According to the Biblical account, God called Abraham to be a father of many nations, inter alia, because of his commitment to passing on good cultural values to the next generation. Abraham and his wife Sarah were old and Sarah was barren, so Sarah allowed Abraham to go into her maid, Hagar, who conceived and bore Ishmael. When Ishmael was 14 years old, Sarah also conceived and bore Isaac. Sarah then asked Abraham to send Hagar and Ishmael away so that Ishmael would not share in Isaac’s inheritance.

Abraham was very disappointed since he loved his first-born; however, God promised Abraham that He would make Ishmael a great nation. God also made this promise to Hagar before and after she was sent away. Isaac later had a son called Jacob whom God later renamed Israel. When Jacob was 15 years old, Abraham died and was buried by both of his sons, Ishmael and Isaac.

For the next 2,000 years, the Israelites frequently engaged in irresponsible cultural practices and rejected God. God however remembered his promise to Abraham and frequently sent prophets to call them back to a relationship with Himself, and to encourage them to follow responsible cultural practices. Approximately 2,000 years after God called Abraham, Jesus the promised Messiah was sent.

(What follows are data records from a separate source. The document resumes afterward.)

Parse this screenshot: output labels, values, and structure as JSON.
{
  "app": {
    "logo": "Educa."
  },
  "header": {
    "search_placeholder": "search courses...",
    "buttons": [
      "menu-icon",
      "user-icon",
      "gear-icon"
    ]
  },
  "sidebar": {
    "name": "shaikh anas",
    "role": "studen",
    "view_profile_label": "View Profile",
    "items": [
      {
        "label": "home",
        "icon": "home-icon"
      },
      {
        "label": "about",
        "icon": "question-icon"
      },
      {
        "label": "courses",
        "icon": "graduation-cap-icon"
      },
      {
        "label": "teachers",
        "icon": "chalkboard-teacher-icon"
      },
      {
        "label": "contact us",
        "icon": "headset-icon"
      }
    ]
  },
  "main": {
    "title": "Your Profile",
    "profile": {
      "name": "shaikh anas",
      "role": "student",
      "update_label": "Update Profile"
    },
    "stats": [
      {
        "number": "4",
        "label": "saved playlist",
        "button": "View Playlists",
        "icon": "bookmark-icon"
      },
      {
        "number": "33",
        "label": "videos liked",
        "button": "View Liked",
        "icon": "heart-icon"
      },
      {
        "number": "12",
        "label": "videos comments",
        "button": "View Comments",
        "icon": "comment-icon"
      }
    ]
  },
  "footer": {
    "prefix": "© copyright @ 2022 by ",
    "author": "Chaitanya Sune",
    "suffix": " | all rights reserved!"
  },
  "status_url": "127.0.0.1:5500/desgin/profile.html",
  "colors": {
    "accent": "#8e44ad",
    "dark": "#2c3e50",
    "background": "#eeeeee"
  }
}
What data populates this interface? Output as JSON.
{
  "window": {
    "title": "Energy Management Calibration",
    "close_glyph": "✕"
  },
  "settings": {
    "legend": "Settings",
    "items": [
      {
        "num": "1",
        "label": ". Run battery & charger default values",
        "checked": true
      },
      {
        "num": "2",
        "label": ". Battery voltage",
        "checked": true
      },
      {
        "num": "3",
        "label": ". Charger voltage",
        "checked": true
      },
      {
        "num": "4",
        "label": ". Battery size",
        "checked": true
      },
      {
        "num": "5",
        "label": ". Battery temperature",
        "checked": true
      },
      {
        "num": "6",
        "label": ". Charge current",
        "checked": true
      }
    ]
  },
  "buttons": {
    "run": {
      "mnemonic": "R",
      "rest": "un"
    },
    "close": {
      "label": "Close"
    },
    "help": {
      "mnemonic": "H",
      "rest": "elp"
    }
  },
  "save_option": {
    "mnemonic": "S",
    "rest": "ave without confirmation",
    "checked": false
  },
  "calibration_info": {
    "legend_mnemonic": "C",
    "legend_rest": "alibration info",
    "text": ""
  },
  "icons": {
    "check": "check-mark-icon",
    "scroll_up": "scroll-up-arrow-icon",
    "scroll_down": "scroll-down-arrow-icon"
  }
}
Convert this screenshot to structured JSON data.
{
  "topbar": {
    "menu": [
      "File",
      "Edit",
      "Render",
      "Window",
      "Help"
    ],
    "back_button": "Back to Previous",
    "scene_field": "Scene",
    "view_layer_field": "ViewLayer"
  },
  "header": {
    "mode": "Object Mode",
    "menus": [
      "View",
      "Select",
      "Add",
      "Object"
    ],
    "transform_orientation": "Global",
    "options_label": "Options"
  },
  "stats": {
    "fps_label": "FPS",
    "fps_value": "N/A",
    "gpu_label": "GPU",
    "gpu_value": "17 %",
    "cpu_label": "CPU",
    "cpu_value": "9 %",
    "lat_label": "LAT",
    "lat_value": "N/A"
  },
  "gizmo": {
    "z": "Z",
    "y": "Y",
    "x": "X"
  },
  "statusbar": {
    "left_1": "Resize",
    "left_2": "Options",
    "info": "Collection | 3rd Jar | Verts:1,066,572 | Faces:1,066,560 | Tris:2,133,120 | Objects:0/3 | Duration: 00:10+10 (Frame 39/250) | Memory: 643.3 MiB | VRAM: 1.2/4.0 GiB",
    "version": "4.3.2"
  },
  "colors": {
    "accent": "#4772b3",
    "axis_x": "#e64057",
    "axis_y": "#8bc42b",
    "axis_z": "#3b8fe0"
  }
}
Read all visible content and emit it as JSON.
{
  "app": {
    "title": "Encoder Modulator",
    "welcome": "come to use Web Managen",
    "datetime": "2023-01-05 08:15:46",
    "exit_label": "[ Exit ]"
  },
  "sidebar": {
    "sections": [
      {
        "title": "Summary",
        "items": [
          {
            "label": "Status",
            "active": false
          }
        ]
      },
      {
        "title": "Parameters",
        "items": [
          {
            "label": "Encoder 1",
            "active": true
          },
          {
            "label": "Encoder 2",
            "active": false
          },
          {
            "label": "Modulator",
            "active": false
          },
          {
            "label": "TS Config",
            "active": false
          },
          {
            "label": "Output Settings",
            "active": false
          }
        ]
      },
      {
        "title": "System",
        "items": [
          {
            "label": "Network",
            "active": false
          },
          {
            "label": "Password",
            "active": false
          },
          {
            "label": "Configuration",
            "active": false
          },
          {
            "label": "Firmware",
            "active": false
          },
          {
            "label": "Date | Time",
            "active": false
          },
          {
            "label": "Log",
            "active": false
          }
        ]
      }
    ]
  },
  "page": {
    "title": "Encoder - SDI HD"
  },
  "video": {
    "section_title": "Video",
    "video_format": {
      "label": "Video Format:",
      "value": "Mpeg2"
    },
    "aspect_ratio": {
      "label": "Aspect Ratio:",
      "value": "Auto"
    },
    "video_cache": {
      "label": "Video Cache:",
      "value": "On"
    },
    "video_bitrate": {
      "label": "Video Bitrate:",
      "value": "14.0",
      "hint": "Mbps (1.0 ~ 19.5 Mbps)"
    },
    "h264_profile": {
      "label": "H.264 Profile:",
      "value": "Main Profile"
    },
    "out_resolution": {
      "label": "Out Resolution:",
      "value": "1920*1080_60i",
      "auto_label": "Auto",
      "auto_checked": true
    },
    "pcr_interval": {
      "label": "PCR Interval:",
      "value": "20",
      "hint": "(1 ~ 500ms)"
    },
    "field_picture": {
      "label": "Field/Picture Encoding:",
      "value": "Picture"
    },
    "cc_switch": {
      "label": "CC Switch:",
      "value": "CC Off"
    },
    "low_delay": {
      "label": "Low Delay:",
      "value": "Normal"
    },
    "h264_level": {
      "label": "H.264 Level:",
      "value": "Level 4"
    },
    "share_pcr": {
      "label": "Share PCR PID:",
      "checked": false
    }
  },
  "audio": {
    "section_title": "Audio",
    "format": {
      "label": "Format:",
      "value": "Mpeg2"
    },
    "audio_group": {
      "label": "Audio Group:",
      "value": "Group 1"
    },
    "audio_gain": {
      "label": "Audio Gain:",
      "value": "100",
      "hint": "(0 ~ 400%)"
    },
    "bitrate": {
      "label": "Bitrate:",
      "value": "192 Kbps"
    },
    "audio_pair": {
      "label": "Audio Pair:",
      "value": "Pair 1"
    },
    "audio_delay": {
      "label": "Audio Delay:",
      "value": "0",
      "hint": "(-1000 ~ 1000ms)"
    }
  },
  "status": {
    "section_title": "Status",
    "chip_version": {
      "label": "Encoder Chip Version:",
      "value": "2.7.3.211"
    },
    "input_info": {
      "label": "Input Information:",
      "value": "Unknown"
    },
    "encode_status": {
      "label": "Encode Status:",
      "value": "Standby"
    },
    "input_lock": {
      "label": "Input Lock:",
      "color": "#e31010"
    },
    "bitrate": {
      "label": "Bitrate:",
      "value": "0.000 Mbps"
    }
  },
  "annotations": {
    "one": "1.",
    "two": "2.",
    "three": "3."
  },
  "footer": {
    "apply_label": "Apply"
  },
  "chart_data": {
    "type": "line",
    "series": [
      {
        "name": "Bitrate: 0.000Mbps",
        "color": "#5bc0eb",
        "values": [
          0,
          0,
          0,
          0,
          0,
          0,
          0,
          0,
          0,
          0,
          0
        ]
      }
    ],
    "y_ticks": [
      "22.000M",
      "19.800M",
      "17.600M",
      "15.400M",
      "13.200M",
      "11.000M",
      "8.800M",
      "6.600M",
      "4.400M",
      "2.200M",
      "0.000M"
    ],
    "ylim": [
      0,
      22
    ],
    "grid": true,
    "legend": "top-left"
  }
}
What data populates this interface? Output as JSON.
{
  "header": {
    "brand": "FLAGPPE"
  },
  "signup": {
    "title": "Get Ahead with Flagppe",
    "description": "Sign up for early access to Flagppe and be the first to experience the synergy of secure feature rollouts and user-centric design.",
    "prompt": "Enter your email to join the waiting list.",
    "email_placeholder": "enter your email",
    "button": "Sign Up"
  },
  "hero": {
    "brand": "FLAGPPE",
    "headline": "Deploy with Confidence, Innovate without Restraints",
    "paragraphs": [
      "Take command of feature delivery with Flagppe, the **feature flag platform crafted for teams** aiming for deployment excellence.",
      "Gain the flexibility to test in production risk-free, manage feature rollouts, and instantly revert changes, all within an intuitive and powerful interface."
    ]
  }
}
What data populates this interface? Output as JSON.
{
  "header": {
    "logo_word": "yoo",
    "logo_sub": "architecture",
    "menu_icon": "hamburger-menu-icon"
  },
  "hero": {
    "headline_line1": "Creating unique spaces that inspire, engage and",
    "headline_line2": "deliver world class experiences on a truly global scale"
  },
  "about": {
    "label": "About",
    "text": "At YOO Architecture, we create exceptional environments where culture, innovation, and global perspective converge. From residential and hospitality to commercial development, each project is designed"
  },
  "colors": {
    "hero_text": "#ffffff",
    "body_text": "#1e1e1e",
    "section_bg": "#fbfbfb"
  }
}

God promised that He would make Israel a great nation, and sent prophets to them when they strayed from fulfilling their purpose. God also promised that He would make Ishmael a great nation. It is therefore not inconceivable that He would also have sent prophets to the Ishmaelites if they strayed from fulfilling their purpose. If we accept this reasoning, then the question that begs an answer is: was it likely that Mohammed was one of those prophets sent by God to the Ishmaelites?

Mohammed essentially encouraged the Ishmaelites to return to the religion of Abraham and worship one God, who was the God of Abraham, the Jews and the Christians. He also encouraged the Ishmaelites to adopt responsible cultural practices. He further admonished them to believe in the Jewish Torah and the Christian Gospels, and to believe in the Messiah Jesus who was born of the Virgin Mary. Mohammed also warned the people that there was a resurrection and a judgement where everyone’s eternal future would be determined.

Since what Mohammed preached is not inconsistent with what the prophets to the Israelites preached, it is conceivable that God sent Mohammed as a prophet to call the Ishmaelites back to a relationship with Himself. That Mohammed was not recognised as a prophet by Jewish and Christian religious leaders during his lifetime should not distract the Ishmaelites from pursuing a relationship with God. However a festering distrust of or hatred for another group of people does not encourage such a relationship.

Next week – the second argument.